The first day of the trip kicked off with a trip to the city of Charleston where the group collected discarded trash in the streets. Each day of the trip involved a litter "sweep." Whether the group was cleaning up the boardwalk, the riverfront, or the beach, they brought bags with them to leave the area cleaner than they found it. Through the process, they learned about Ingram's extensive cataloging to document her beach clean-up efforts. Longobardi's artistic and activism work also highlights the environmental dangers single-use plastics have on the environment, and more specifically our oceans; she encouraged students to look for symbolism and significance in the items they found.
The next day's itinerary involved a trip to the South Carolina Aquarium, where students went with Dory Ingram to learn about the aquatic life impacted by the harms of pollution. There they also witnessed an animal rescue surgery and saw loggerhead sea turtles up close. Following the trip, they visited Ingram at her home and talked to her about her work.
The week's sweep work and educational sessions all led up to a collaborative project on the third day of the trip: using the direct sunlight of the beach, the group made cyanotypes on raw canvas. They used the discarded items and trash collected over the week and a collaged, object-based process made popular by photographer Man Ray in the early 20th century. At the end of the weekend, they quilted the cyanotype canvases together as a gift to Dory Ingram for the time she spent mentoring them.
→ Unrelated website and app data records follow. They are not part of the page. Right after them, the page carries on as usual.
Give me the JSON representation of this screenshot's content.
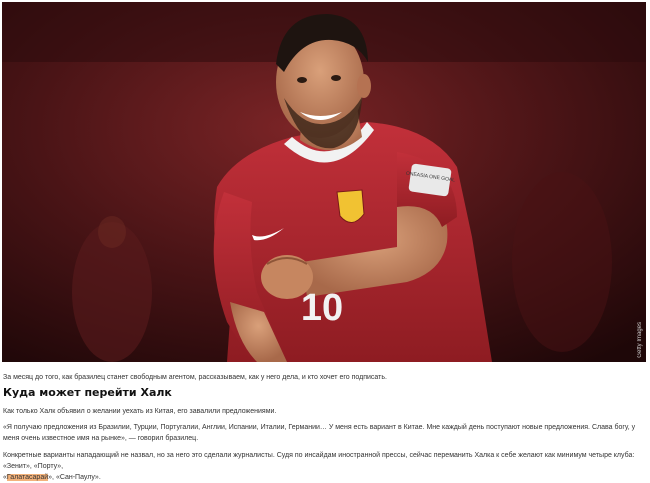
{
  "article": {
    "photo": {
      "alt": "Халк празднует гол",
      "credit": "Getty Images",
      "jersey_number": "10",
      "sleeve_patch": "ONEASIA ONE GOAL"
    },
    "lead": "За месяц до того, как бразилец станет свободным агентом, рассказываем, как у него дела, и кто хочет его подписать.",
    "heading": "Куда может перейти Халк",
    "p1": "Как только Халк объявил о желании уехать из Китая, его завалили предложениями.",
    "quote": "«Я получаю предложения из Бразилии, Турции, Португалии, Англии, Испании, Италии, Германии… У меня есть вариант в Китае. Мне каждый день поступают новые предложения. Слава богу, у меня очень известное имя на рынке», — говорил бразилец.",
    "p3_start": "Конкретные варианты нападающий не назвал, но за него это сделали журналисты. Судя по инсайдам иностранной прессы, сейчас переманить Халка к себе желают как минимум четыре клуба: «Зенит», «Порту»,",
    "clubs": {
      "open": "«",
      "galatasaray": "Галатасарай",
      "close_sep": "», ",
      "sao_paulo": "«Сан-Паулу»",
      "end": "."
    }
  },
  "colors": {
    "jersey": "#b3262c",
    "background_dark": "#3a1012",
    "highlight": "#f3b27b"
  }
}
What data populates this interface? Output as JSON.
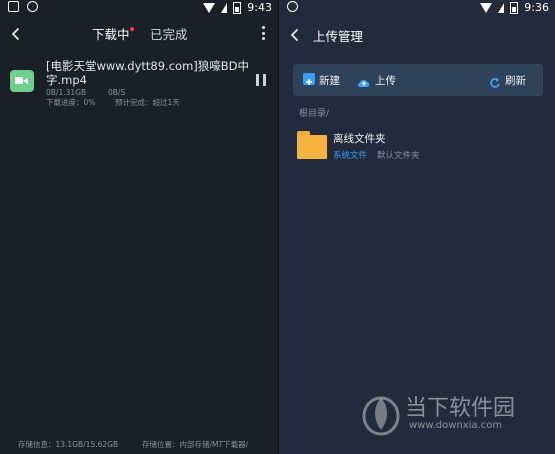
{
  "left_screen": {
    "status_time": "9:43",
    "tabs": [
      {
        "label": "下载中",
        "active": true,
        "has_dot": true
      },
      {
        "label": "已完成",
        "active": false
      }
    ],
    "download": {
      "title_line1": "[电影天堂www.dytt89.com]狼嚎BD中",
      "title_line2": "字.mp4",
      "size": "0B/1.31GB",
      "speed": "0B/S",
      "progress": "下载进度：0%",
      "eta": "预计完成：超过1天"
    },
    "footer": {
      "storage_info": "存储信息：13.1GB/15.62GB",
      "storage_location": "存储位置：内部存储/MT下载器/"
    }
  },
  "right_screen": {
    "status_time": "9:36",
    "title": "上传管理",
    "toolbar": {
      "new_label": "新建",
      "upload_label": "上传",
      "refresh_label": "刷新"
    },
    "root_label": "根目录/",
    "folder": {
      "name": "离线文件夹",
      "tag": "系统文件",
      "desc": "默认文件夹"
    }
  },
  "watermark": {
    "brand": "当下软件园",
    "url": "www.downxia.com"
  },
  "colors": {
    "accent_red": "#ff3b3b",
    "accent_blue": "#3aa0ff",
    "folder_yellow": "#f7b340",
    "video_green": "#6fcf8c"
  }
}
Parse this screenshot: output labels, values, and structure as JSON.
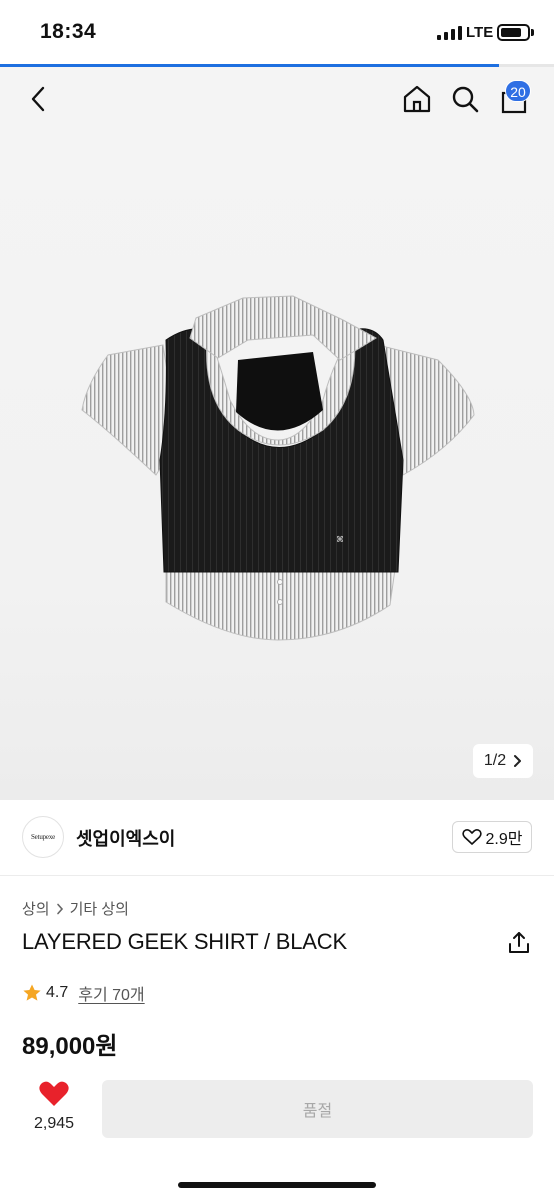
{
  "status_bar": {
    "time": "18:34",
    "network": "LTE",
    "battery_level": 0.8
  },
  "page_progress": 0.9,
  "header": {
    "back_icon": "chevron-left-icon",
    "home_icon": "home-icon",
    "search_icon": "search-icon",
    "cart_icon": "cart-icon",
    "cart_badge": "20"
  },
  "gallery": {
    "pager": "1/2",
    "image_subject": "shirt with black vest"
  },
  "brand": {
    "logo_text": "Setupexe",
    "name": "셋업이엑스이",
    "likes": "2.9만"
  },
  "breadcrumb": {
    "level1": "상의",
    "level2": "기타 상의"
  },
  "product": {
    "title": "LAYERED GEEK SHIRT / BLACK",
    "rating": "4.7",
    "reviews": "후기 70개",
    "price": "89,000원"
  },
  "actions": {
    "like_count": "2,945",
    "buy_label": "품절"
  },
  "colors": {
    "accent": "#2f6fe4",
    "progress": "#1d6fe0",
    "like_red": "#e8222b",
    "star": "#f5a623"
  }
}
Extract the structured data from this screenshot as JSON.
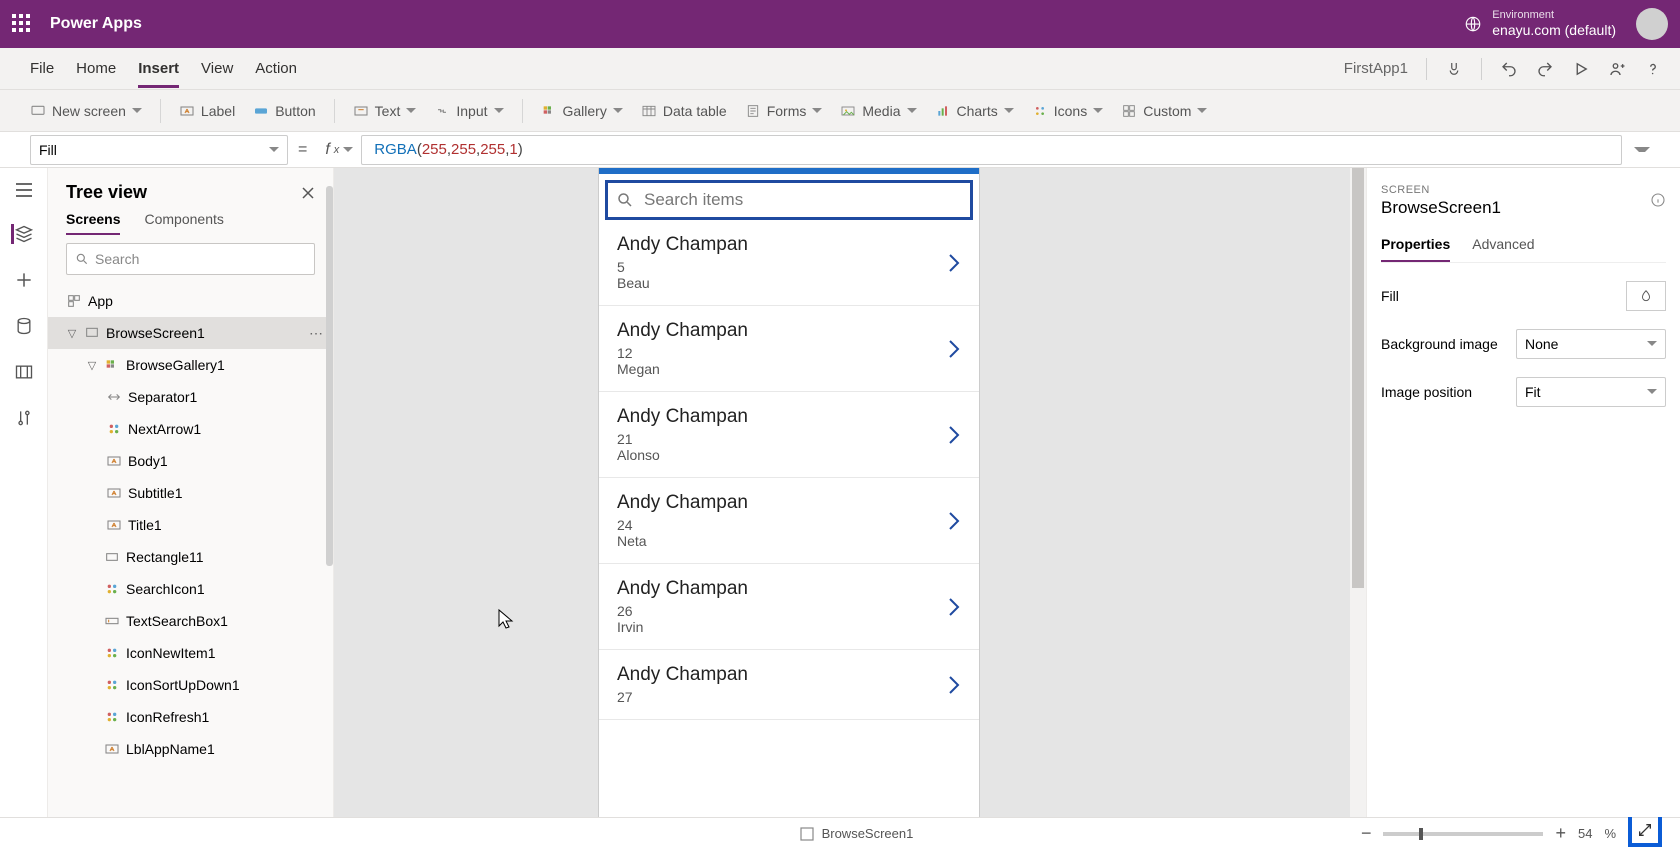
{
  "header": {
    "app_title": "Power Apps",
    "env_label": "Environment",
    "env_name": "enayu.com (default)"
  },
  "menubar": {
    "items": [
      "File",
      "Home",
      "Insert",
      "View",
      "Action"
    ],
    "active": "Insert",
    "app_name": "FirstApp1"
  },
  "ribbon": {
    "new_screen": "New screen",
    "label": "Label",
    "button": "Button",
    "text": "Text",
    "input": "Input",
    "gallery": "Gallery",
    "data_table": "Data table",
    "forms": "Forms",
    "media": "Media",
    "charts": "Charts",
    "icons": "Icons",
    "custom": "Custom"
  },
  "formula": {
    "property": "Fill",
    "fn": "RGBA",
    "a1": "255",
    "a2": "255",
    "a3": "255",
    "a4": "1"
  },
  "tree": {
    "title": "Tree view",
    "tabs": {
      "screens": "Screens",
      "components": "Components"
    },
    "search_placeholder": "Search",
    "nodes": [
      {
        "depth": 0,
        "icon": "app",
        "label": "App"
      },
      {
        "depth": 1,
        "icon": "screen",
        "label": "BrowseScreen1",
        "selected": true,
        "twisty": "down",
        "more": true
      },
      {
        "depth": 2,
        "icon": "gallery",
        "label": "BrowseGallery1",
        "twisty": "down"
      },
      {
        "depth": 3,
        "icon": "sep",
        "label": "Separator1"
      },
      {
        "depth": 3,
        "icon": "icon",
        "label": "NextArrow1"
      },
      {
        "depth": 3,
        "icon": "textlbl",
        "label": "Body1"
      },
      {
        "depth": 3,
        "icon": "textlbl",
        "label": "Subtitle1"
      },
      {
        "depth": 3,
        "icon": "textlbl",
        "label": "Title1"
      },
      {
        "depth": 2,
        "icon": "rect",
        "label": "Rectangle11"
      },
      {
        "depth": 2,
        "icon": "icon",
        "label": "SearchIcon1"
      },
      {
        "depth": 2,
        "icon": "input",
        "label": "TextSearchBox1"
      },
      {
        "depth": 2,
        "icon": "icon",
        "label": "IconNewItem1"
      },
      {
        "depth": 2,
        "icon": "icon",
        "label": "IconSortUpDown1"
      },
      {
        "depth": 2,
        "icon": "icon",
        "label": "IconRefresh1"
      },
      {
        "depth": 2,
        "icon": "textlbl",
        "label": "LblAppName1"
      }
    ]
  },
  "canvas": {
    "search_placeholder": "Search items",
    "items": [
      {
        "title": "Andy Champan",
        "sub": "5",
        "body": "Beau"
      },
      {
        "title": "Andy Champan",
        "sub": "12",
        "body": "Megan"
      },
      {
        "title": "Andy Champan",
        "sub": "21",
        "body": "Alonso"
      },
      {
        "title": "Andy Champan",
        "sub": "24",
        "body": "Neta"
      },
      {
        "title": "Andy Champan",
        "sub": "26",
        "body": "Irvin"
      },
      {
        "title": "Andy Champan",
        "sub": "27",
        "body": ""
      }
    ]
  },
  "props": {
    "eyebrow": "SCREEN",
    "title": "BrowseScreen1",
    "tabs": {
      "properties": "Properties",
      "advanced": "Advanced"
    },
    "fill_label": "Fill",
    "bgimg_label": "Background image",
    "bgimg_value": "None",
    "imgpos_label": "Image position",
    "imgpos_value": "Fit"
  },
  "status": {
    "screen": "BrowseScreen1",
    "zoom": "54",
    "pct": "%"
  }
}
When asked about how the week impacted them, Danae stated, "It was an incredibly enriching experience to be working with grad students, an alumna, and Georgia State faculty. I really got to know them in an amazing way and saw hands-on how to be an active artist in nature. I was really inspired by Pam to find inspiration in every little thing, and to stop and take notice of the things around you, and what your role is in this world in terms of art-making and art-activism. What also really touched me was seeing these alumni inspired to make art, and to continue their inherent curiosity that is nurtured in higher education." It was through these small-stepped projects that Danae received insight into Longobardi's perspective on environmental activism, "I really learned how to make a small change in the world. When I asked Pam about the current state of the world, and how someone as an individual can't make that much of a difference, and how she remains so positive, she responded (while holding a plastic straw wrapper), 'I know that at least this piece of plastic won't end up in a fishes stomach, and that's the attitude I have.' It was life-changing to hear."
To see Dory Ingram's work, visit www.doryingram.com
To see more of Pam Longobardi's work, visit https://driftersproject.net/